### Exercise prompt
In the listing that follows, count each line containing the string "state" and report only the count.

+++ Material provided

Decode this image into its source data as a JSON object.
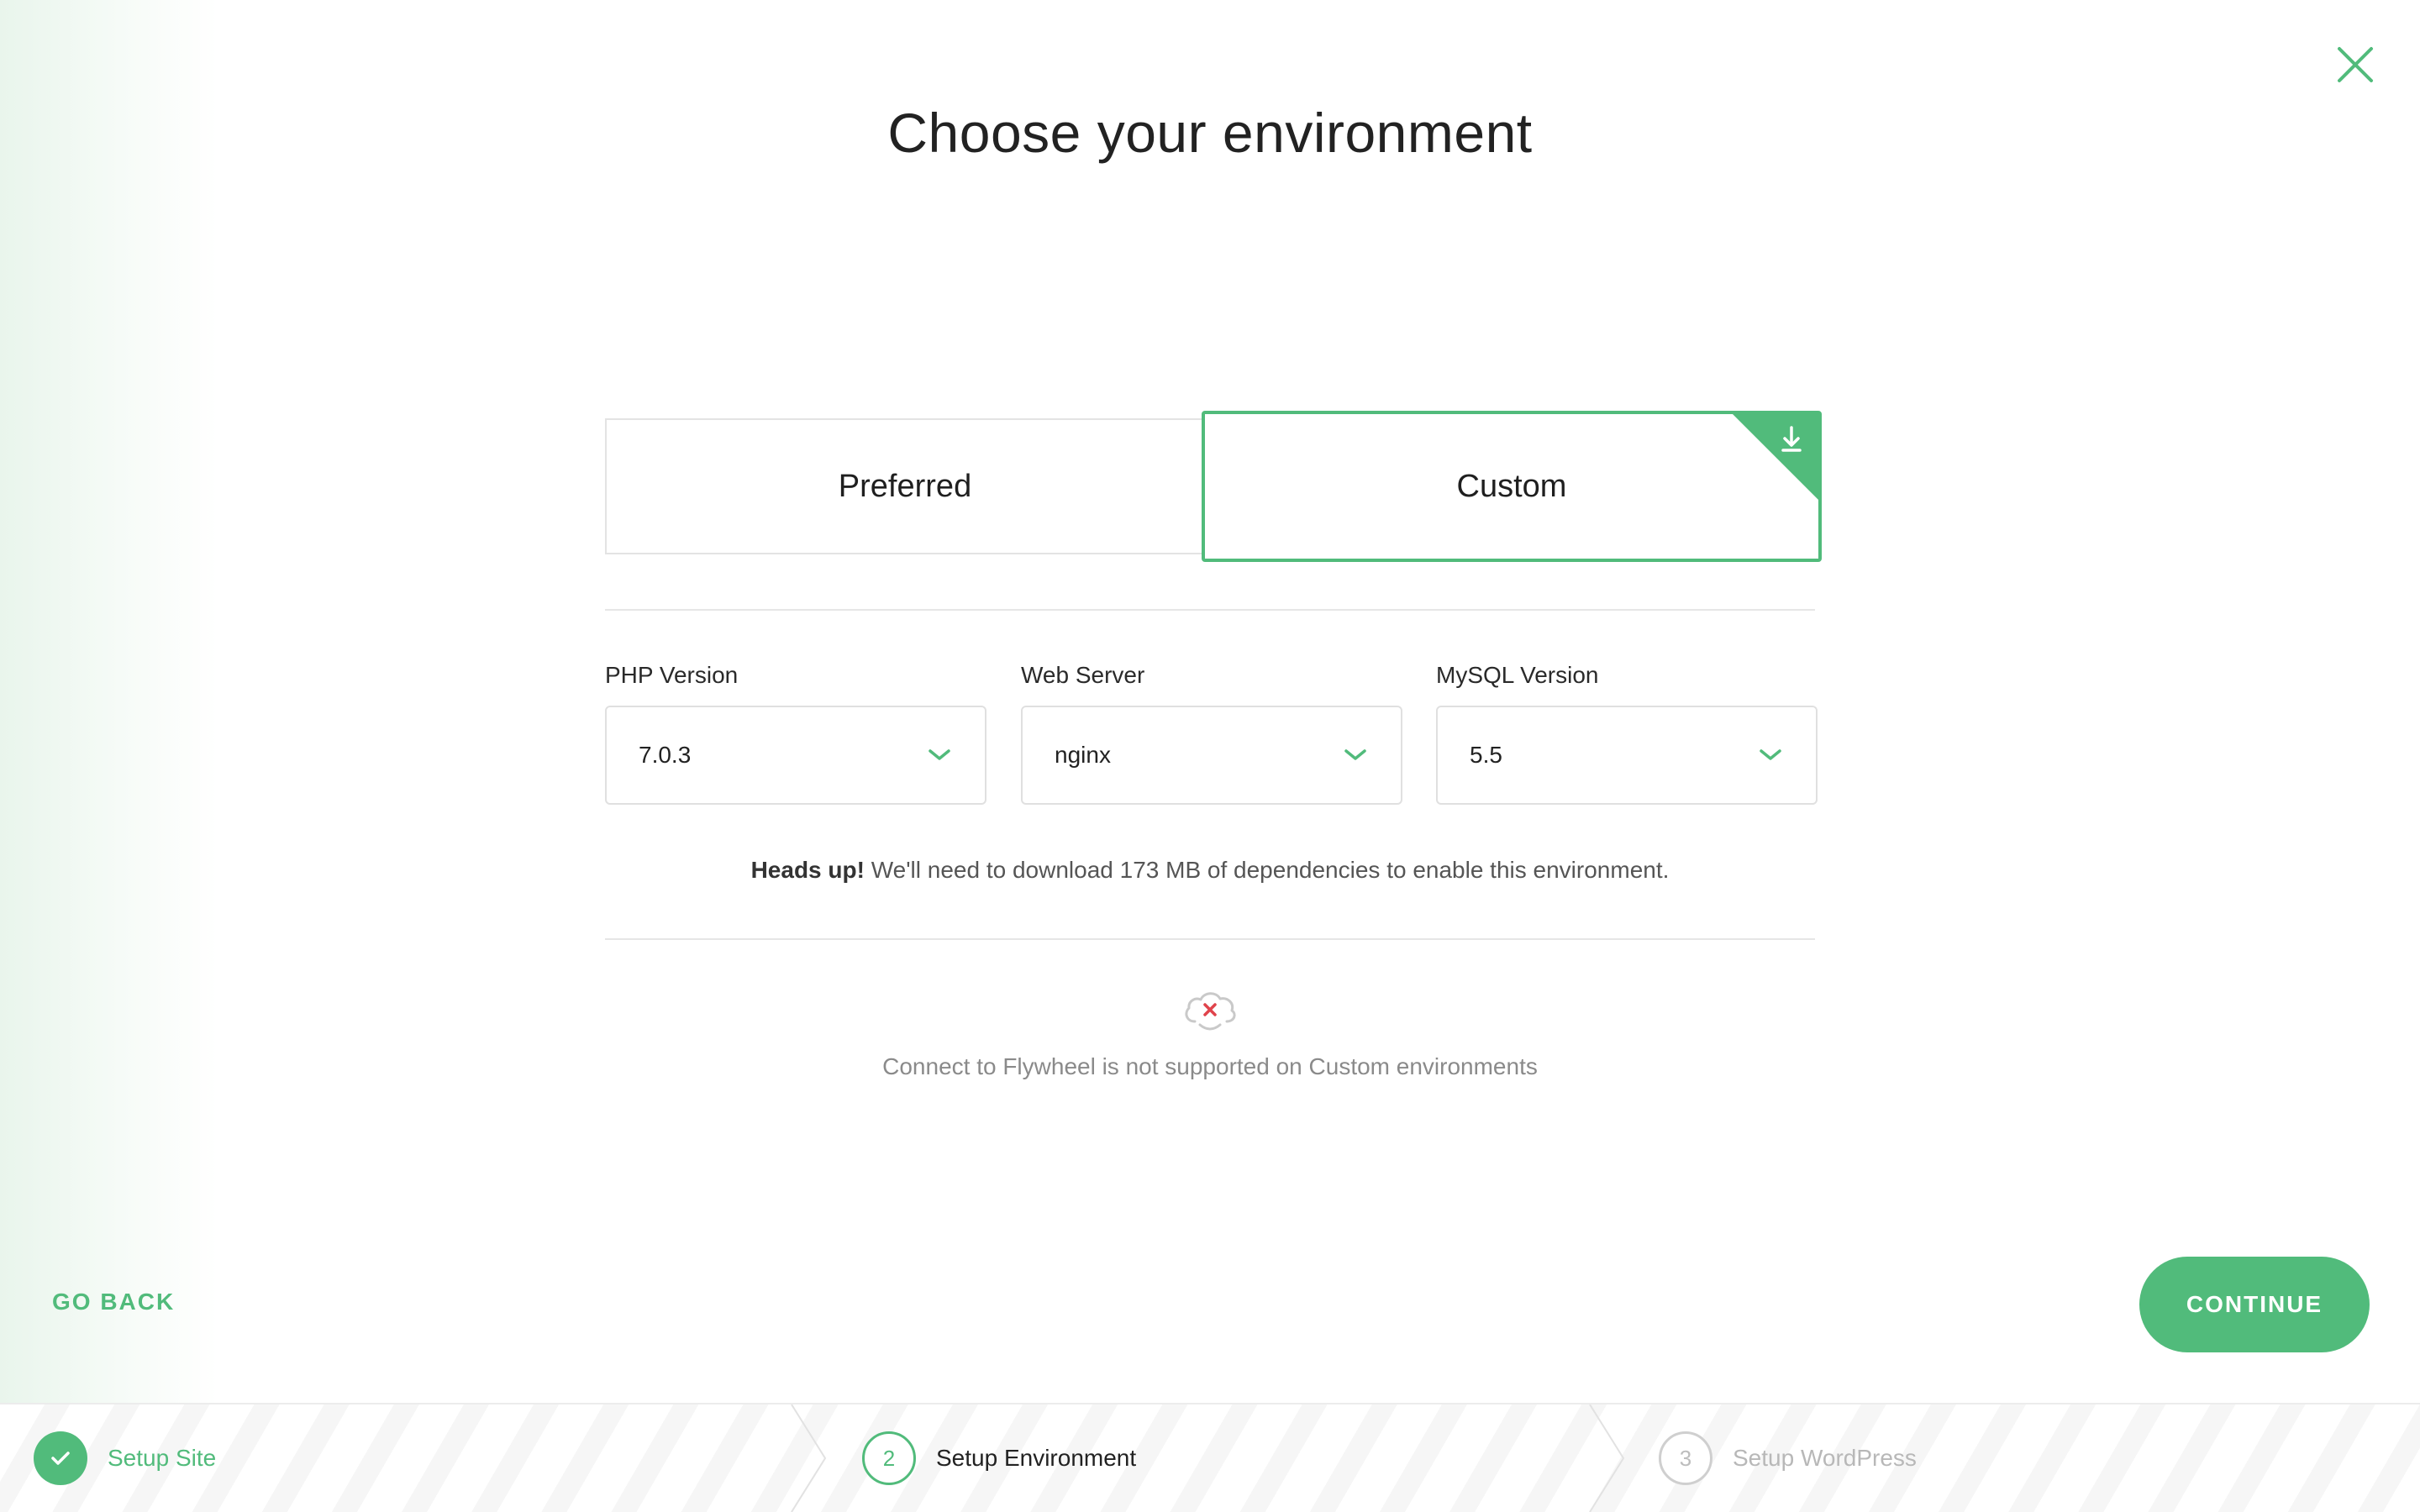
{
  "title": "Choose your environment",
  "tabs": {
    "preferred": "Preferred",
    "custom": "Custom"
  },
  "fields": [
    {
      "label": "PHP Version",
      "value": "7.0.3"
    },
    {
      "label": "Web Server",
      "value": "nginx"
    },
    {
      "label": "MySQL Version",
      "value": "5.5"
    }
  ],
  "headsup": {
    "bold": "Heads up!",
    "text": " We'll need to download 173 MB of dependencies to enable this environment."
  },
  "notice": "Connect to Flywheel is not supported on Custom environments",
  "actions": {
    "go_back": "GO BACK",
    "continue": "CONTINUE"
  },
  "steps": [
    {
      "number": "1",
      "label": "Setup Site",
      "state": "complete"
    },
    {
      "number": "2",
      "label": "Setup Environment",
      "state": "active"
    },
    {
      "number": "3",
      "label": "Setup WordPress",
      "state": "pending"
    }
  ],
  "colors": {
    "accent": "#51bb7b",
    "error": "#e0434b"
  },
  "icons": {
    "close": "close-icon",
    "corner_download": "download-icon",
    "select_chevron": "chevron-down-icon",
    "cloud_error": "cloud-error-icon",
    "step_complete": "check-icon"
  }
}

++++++

### Solved problem
3